Tasting wine can be considered a two-part process. The first part is linked to natural ability: your ability to detect aroma and flavor compounds using your nose and tongue. In this regard, each individual is totally unique. We all have different noses with varying olfactory receptors, sensitivities to particular aromas and aroma detection thresholds. And we all have different tongues, which is where women can have an advantage, because they tend to have more taste buds. I hasten to add, most of what we detect in a wine is done so by smell rather than taste, so this is, in fact, a minor advantage. The second part of the process is equally important to “natural ability” when assessing a wine’s quality: memory recall. This is the ability to compare a wine that is being tasted to a mental library of many, many, many other wines of its peer group. For this, the taster must have accrued a significant mental wine library by tasting thousands of wines, usually over a period of many years.

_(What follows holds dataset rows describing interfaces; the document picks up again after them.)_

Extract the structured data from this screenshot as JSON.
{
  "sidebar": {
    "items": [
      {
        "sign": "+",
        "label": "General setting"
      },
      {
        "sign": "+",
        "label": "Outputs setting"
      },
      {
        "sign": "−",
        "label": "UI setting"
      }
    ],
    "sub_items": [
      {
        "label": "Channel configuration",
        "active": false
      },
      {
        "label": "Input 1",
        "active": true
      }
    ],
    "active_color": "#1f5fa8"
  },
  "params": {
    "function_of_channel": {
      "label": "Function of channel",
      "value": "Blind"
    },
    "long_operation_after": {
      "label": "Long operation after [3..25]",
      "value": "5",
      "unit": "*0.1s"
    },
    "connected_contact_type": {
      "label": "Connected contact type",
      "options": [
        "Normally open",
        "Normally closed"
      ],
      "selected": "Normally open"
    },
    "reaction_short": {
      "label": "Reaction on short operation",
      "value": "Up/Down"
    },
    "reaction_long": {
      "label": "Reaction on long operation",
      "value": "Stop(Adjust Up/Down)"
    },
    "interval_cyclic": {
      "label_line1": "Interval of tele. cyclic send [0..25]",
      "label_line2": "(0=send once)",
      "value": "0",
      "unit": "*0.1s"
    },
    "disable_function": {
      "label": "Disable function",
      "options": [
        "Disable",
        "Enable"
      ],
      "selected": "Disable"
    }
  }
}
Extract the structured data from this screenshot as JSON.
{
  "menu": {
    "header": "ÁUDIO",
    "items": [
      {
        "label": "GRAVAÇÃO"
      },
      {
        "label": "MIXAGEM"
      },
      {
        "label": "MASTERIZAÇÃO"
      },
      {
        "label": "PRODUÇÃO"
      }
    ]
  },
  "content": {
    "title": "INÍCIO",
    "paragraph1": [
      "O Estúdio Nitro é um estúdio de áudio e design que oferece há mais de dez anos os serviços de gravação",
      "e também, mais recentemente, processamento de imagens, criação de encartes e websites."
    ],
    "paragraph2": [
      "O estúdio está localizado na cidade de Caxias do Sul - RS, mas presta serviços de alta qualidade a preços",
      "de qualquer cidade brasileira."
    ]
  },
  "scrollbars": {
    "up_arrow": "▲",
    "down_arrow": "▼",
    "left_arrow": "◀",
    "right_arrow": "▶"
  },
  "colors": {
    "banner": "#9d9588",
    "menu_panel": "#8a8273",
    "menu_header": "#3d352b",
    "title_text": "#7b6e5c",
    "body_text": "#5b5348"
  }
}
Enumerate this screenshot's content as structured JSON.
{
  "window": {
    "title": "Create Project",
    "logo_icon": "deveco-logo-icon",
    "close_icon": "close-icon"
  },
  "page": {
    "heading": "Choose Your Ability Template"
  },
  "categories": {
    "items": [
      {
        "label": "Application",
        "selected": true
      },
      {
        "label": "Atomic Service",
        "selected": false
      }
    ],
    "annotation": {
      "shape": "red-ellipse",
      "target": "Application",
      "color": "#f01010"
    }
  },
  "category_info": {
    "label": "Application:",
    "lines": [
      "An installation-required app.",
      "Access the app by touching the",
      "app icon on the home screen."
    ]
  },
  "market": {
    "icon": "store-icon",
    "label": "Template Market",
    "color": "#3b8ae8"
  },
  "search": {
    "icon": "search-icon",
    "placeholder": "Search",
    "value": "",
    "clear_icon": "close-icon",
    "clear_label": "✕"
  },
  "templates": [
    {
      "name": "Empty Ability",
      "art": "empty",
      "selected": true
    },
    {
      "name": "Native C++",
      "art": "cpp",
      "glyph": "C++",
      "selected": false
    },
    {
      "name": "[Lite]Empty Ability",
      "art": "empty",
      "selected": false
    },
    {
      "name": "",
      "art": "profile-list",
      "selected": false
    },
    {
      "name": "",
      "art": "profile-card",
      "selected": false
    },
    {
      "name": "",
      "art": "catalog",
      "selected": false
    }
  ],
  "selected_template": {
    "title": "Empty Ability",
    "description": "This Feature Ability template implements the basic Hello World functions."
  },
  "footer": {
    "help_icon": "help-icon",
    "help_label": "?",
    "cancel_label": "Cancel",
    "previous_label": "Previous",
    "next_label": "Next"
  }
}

How long do you spend?

LPB: Assigning a score usually only takes a few minutes, like putting an item on a scale and weighing it. It takes a minute or so to assess the nose and a few more minutes to taste the wine. This said, if a wine is very young and not showing much, I like to give it every opportunity to shine, and will sometimes come back to it later, perhaps even the next day, to understand it a little better one it has had a chance to breathe.

As I smell and taste, I am mentally measuring the wine up against the thousands of its peers I have tasted in the past, to decide where it sits qualitatively and to ensure that I am assigning reviews with consistency. When I consider its relative quality, I consider a wide range of factors: fruit ripeness (especially tannin and flavor ripeness), mid-palate intensity, balance, complexity (on the nose, palate and finish) and the nature and persistence of finish. Another key factor is the wine’s ability to age and develop in bottle over time.Greatness is not linked to any particular wine style. So, the most concentrated, powerful, high-octane wine does not necessarily get the highest score. Or vice versa.

Do you have a quick trick?

LPB: No quick trick, no. But, of course, obvious wine faults such as volatile acidity, TCA (corked wine) or overt brettanomyces will immediately lower the score significantly.

What’s the biggest misconception about wine tasting?

LPB: One of the most common rookie mistakes when it comes to assessing wine quality is thinking that the biggest, most powerful and concentrated wine must be the best. But, when it comes to wine, bigger isn’t necessarily better. Everyone craves a little hedonism every now and then. A rich, bold, opulent wine can be just the thing to satisfy that thirst, but only when all the elements within that wine exist in harmony with one another. Think about a glass of lemonade that is too sweet or too tart, or chips that are too salty or a cup of tea that is too tannic because it has been steeped for too long. When all the components of wine—such as acids, tannins, sweetness, alcohol and flavor compounds—complement one another so that no single aspect negatively dominates on the palate, this attribute, known as “balance,” ultimately trumps “power” on the palate for delivering a truly satisfying wine drinking experience.

Jim Gordon
Editor at Large, Wines & Vines
Contributing Editor, Wine Enthusiast